→ Task
Please report how many lines in the following material hold the string "title", giving only the number.

→ Given entries
================================
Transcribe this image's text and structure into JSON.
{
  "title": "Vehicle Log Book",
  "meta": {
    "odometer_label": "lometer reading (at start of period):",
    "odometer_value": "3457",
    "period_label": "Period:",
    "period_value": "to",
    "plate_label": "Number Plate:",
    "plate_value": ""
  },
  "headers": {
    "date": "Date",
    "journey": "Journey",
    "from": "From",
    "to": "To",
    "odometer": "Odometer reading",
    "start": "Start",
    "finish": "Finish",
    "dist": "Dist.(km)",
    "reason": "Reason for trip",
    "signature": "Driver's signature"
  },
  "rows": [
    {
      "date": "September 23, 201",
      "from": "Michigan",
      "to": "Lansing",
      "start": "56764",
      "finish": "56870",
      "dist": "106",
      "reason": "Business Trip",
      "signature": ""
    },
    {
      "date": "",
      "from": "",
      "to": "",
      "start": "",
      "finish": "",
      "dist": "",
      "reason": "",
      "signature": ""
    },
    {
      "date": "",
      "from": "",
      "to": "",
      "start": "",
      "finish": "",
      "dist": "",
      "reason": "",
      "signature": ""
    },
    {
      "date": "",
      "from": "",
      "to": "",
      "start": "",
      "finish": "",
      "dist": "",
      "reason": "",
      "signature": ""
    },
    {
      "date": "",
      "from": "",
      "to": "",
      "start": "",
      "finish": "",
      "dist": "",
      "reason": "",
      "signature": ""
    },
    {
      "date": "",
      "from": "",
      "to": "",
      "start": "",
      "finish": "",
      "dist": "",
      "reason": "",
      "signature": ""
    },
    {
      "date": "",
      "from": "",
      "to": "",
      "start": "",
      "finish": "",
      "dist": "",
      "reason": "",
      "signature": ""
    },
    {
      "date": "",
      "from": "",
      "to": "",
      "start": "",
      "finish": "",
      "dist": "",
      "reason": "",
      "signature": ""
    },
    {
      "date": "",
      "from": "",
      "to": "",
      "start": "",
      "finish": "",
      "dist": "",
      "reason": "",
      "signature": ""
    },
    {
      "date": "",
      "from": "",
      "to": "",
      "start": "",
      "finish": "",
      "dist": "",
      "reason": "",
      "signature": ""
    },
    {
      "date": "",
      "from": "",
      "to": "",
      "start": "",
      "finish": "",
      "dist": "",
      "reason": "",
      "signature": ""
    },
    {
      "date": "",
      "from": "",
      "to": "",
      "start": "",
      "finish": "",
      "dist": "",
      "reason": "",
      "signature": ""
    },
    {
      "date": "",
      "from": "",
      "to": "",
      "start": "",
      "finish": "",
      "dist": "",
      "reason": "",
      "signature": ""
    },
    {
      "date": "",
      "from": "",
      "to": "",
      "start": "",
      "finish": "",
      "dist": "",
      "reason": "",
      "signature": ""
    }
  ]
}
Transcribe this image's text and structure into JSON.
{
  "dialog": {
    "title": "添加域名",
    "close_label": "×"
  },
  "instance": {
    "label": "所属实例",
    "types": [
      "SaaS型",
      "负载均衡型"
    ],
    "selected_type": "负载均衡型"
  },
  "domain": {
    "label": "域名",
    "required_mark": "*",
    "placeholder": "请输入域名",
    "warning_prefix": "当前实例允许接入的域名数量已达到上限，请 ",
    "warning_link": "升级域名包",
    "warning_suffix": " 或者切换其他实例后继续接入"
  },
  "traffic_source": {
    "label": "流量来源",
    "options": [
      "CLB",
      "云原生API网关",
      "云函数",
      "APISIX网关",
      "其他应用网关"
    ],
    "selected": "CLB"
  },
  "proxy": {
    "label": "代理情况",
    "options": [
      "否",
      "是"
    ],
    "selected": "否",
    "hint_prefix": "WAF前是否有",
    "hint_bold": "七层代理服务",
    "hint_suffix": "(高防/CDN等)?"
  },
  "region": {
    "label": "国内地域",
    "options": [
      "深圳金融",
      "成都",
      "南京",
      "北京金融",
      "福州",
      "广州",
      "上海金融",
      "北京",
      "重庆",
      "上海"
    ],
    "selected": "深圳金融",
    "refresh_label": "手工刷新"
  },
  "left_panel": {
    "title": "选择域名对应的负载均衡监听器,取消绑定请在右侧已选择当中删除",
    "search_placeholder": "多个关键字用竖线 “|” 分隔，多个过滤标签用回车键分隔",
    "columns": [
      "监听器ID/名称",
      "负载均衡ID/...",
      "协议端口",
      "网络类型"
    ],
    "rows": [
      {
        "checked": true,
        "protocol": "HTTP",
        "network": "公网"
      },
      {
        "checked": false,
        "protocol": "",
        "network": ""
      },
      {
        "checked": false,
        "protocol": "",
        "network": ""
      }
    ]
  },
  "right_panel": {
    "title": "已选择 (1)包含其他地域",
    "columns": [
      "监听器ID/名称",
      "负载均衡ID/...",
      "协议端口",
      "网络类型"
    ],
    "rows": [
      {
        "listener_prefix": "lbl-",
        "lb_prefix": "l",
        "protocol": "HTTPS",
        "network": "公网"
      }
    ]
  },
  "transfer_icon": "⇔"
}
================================
→ Result
4